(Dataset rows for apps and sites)
-*-*-

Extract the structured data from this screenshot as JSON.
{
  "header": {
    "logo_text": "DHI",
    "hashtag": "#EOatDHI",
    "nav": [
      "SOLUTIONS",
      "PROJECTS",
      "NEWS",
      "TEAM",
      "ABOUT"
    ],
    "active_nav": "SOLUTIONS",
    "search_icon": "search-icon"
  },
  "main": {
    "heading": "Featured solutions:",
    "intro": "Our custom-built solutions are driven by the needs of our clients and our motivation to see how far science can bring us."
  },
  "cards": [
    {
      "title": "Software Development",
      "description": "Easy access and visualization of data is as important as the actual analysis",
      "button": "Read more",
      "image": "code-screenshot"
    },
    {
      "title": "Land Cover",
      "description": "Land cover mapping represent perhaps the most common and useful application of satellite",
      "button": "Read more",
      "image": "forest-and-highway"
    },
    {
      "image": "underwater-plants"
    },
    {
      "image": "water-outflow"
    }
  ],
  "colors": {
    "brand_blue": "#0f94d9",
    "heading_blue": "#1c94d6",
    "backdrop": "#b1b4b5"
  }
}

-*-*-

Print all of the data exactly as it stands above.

Extract the structured data from this screenshot as JSON.
{
  "header": {
    "logo_text": "DHI",
    "hashtag": "#EOatDHI",
    "nav": [
      "SOLUTIONS",
      "PROJECTS",
      "NEWS",
      "TEAM",
      "ABOUT"
    ],
    "active_nav": "SOLUTIONS",
    "search_icon": "search-icon"
  },
  "main": {
    "heading": "Featured solutions:",
    "intro": "Our custom-built solutions are driven by the needs of our clients and our motivation to see how far science can bring us."
  },
  "cards": [
    {
      "title": "Software Development",
      "description": "Easy access and visualization of data is as important as the actual analysis",
      "button": "Read more",
      "image": "code-screenshot"
    },
    {
      "title": "Land Cover",
      "description": "Land cover mapping represent perhaps the most common and useful application of satellite",
      "button": "Read more",
      "image": "forest-and-highway"
    },
    {
      "image": "underwater-plants"
    },
    {
      "image": "water-outflow"
    }
  ],
  "colors": {
    "brand_blue": "#0f94d9",
    "heading_blue": "#1c94d6",
    "backdrop": "#b1b4b5"
  }
}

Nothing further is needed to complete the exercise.